Cooler, but I could feel the humidity. Felt strong. I think all of the swimming this summer strengthened my legs and core, which is very helpful. I’d like to figure out how to keep it up this fall and winter. Heard the rowers as I ran down the east river road, then saw them lined up in the water, receiving instruction from the coxswain. Heard lots of other voices in the gorge, near the Monument and Shadow Falls. People hiking? exploring? checking out the falls, which only appear after it rains (which it did the past few days)? Encountered lots of runners and walkers. No roller skiers. I’m sure there were birds but I don’t remembering hearing them. I do remember looking at the river as I crossed the bridge–mostly, the rowers, but also that the river was calm and a blue gray. Not quite sunny yet, so no sparkling water. Anything else? No deep thoughts stayed with me, no fragments from a poem. I’m sure I thought about my son who Scott and I dropped off at college yesterday. Very excited for him.
As I write this entry a few hours after the run, I’m remembering that I thought briefly about the idea of approximate and a passage I read last night from Blind Man’s Bluff, a memoir by James Tate Hill about becoming legally blind at 16, and trying to hide it.
I can still see out of the corners of my eyes, but here’s the thing about peripheral vision: The quality of what you see isn’t the same as you see head-on. Imagine a movie filmed with only extras, a meal cooked using nothing but herbs and a dash of salt, a sentence constructed only of metaphors. To see something in your peripheral vision with any acuity, it has to be quite large.Blind Man’s Bluff/ James Tate Hill
I thought about this passage when I was running because I’m bothered by his negative depiction of peripheral vision. Is the quality of vision solely based on clarity and sharpness? What value/quality of vision might we get from our side views and from images that are something less than 100% clear?
I find it helpful to read others’ descriptions of how and what they see. Hill’s vision is much worse than mine–even though the cones in my central vision are almost completely gone, my acuity in both eyes is surprisingly good and nowhere near legally blind. It seems as if the last few cones are doing all the work. Yet, even with my not-too-bad-yet vision, I struggle to see things like faces and eyes, read signs. Here’s an example from yesterday at the buffet lunch at my son’s college orientation: The food was put out on platters–watermelon, deli meat, cheese, bread, pasta salad–and you helped yourself. With my vision, I couldn’t tell what some of the food was–I had to ask Scott. I just couldn’t see it well enough. This often happens now when I’m eating a meal. I can’t quite (almost, but not enough) see what’s on the plate. I used to write about how I can’t tell if there’s mold on food, but now I can’t tell what the food is–unless I’ve prepared it myself. Not that big of a deal, but still frustrating.
Here’s another passage from the memoir that I appreciated:

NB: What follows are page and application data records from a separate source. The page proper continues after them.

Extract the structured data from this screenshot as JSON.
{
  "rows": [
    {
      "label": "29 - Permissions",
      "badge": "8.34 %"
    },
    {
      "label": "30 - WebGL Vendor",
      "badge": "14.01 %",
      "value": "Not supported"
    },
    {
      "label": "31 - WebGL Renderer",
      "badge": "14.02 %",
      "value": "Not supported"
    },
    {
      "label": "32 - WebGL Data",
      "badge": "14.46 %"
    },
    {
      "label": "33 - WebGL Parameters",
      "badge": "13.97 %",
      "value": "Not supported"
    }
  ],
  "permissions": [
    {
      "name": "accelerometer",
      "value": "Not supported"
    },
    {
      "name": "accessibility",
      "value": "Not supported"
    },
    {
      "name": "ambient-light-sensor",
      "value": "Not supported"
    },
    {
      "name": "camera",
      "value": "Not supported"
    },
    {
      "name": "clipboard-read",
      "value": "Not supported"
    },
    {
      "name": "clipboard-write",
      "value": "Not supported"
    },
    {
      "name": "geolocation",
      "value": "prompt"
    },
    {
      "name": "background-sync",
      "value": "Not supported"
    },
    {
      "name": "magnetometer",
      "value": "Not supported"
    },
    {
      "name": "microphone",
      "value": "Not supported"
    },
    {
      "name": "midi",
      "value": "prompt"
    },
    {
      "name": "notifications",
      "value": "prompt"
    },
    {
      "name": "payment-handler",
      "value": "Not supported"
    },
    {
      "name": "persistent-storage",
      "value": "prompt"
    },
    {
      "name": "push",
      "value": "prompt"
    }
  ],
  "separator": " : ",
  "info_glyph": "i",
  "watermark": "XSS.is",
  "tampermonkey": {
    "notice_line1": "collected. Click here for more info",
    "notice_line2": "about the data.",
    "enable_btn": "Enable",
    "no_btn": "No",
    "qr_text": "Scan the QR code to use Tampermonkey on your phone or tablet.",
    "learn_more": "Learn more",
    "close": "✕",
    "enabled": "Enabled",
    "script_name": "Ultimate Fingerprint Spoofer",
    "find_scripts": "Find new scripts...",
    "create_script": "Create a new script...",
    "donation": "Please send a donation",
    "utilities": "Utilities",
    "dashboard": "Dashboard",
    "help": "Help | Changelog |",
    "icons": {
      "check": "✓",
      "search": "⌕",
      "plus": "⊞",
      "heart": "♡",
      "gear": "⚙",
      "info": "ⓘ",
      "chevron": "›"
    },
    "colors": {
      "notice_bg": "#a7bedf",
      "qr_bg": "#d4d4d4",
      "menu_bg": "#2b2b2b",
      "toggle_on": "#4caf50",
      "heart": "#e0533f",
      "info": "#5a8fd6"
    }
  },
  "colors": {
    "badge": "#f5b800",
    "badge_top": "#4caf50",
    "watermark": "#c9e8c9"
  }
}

The most frequent compliment heard by people with a disability is I could never do what you do, but everyone knows how to adapt. When it’s cold outside, we put on a coat. When it rains, we grab an umbrella. A road ends, so we turn left, turn right, turn around. We adapt because it’s all we can do when we cannot change our situation.

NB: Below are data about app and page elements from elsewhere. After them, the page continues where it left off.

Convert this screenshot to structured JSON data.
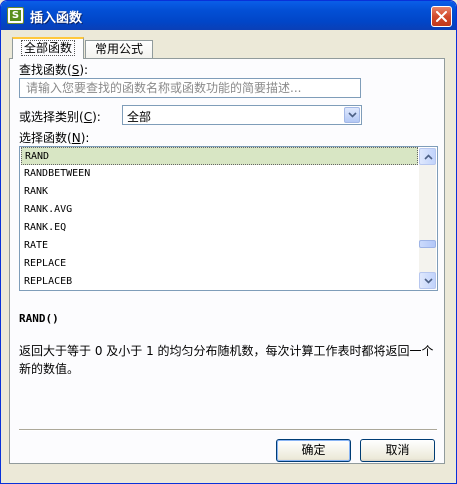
{
  "window": {
    "title": "插入函数",
    "app_icon_glyph": "S",
    "accent_color": "#0146c8"
  },
  "tabs": [
    {
      "label": "全部函数",
      "active": true
    },
    {
      "label": "常用公式",
      "active": false
    }
  ],
  "search": {
    "label": "查找函数",
    "hotkey": "S",
    "placeholder": "请输入您要查找的函数名称或函数功能的简要描述..."
  },
  "category": {
    "label": "或选择类别",
    "hotkey": "C",
    "selected": "全部"
  },
  "function_list": {
    "label": "选择函数",
    "hotkey": "N",
    "items": [
      "RAND",
      "RANDBETWEEN",
      "RANK",
      "RANK.AVG",
      "RANK.EQ",
      "RATE",
      "REPLACE",
      "REPLACEB"
    ],
    "selected_index": 0
  },
  "details": {
    "signature": "RAND()",
    "description": "返回大于等于 0 及小于 1 的均匀分布随机数，每次计算工作表时都将返回一个新的数值。"
  },
  "buttons": {
    "ok": "确定",
    "cancel": "取消"
  }
}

The other thing that I’ve already started to hear a lot as I lose my vision is: “you’re so brave!” I am not brave; I am good at adapting and learning to live with uncertainty. I am proud of how I’m handling my vision loss, but not because I’m being brave.
Returning to the theme of approximate, I’ve been trying to collect words, phrases that describe it: roughly, vague, almost, not quite, rough estimation, about, nearly, in the right zip or area code, in the ballpark, and the one that Scott mentioned the other day:
close enough for jazz
Had I ever heard this before Scott used it? He picked up the phrase from his jazz director in college, Dr. Steve Wright. Such a great phrase, one that I don’t see as criticizing jazz as sloppy, but celebrating it for its generosity.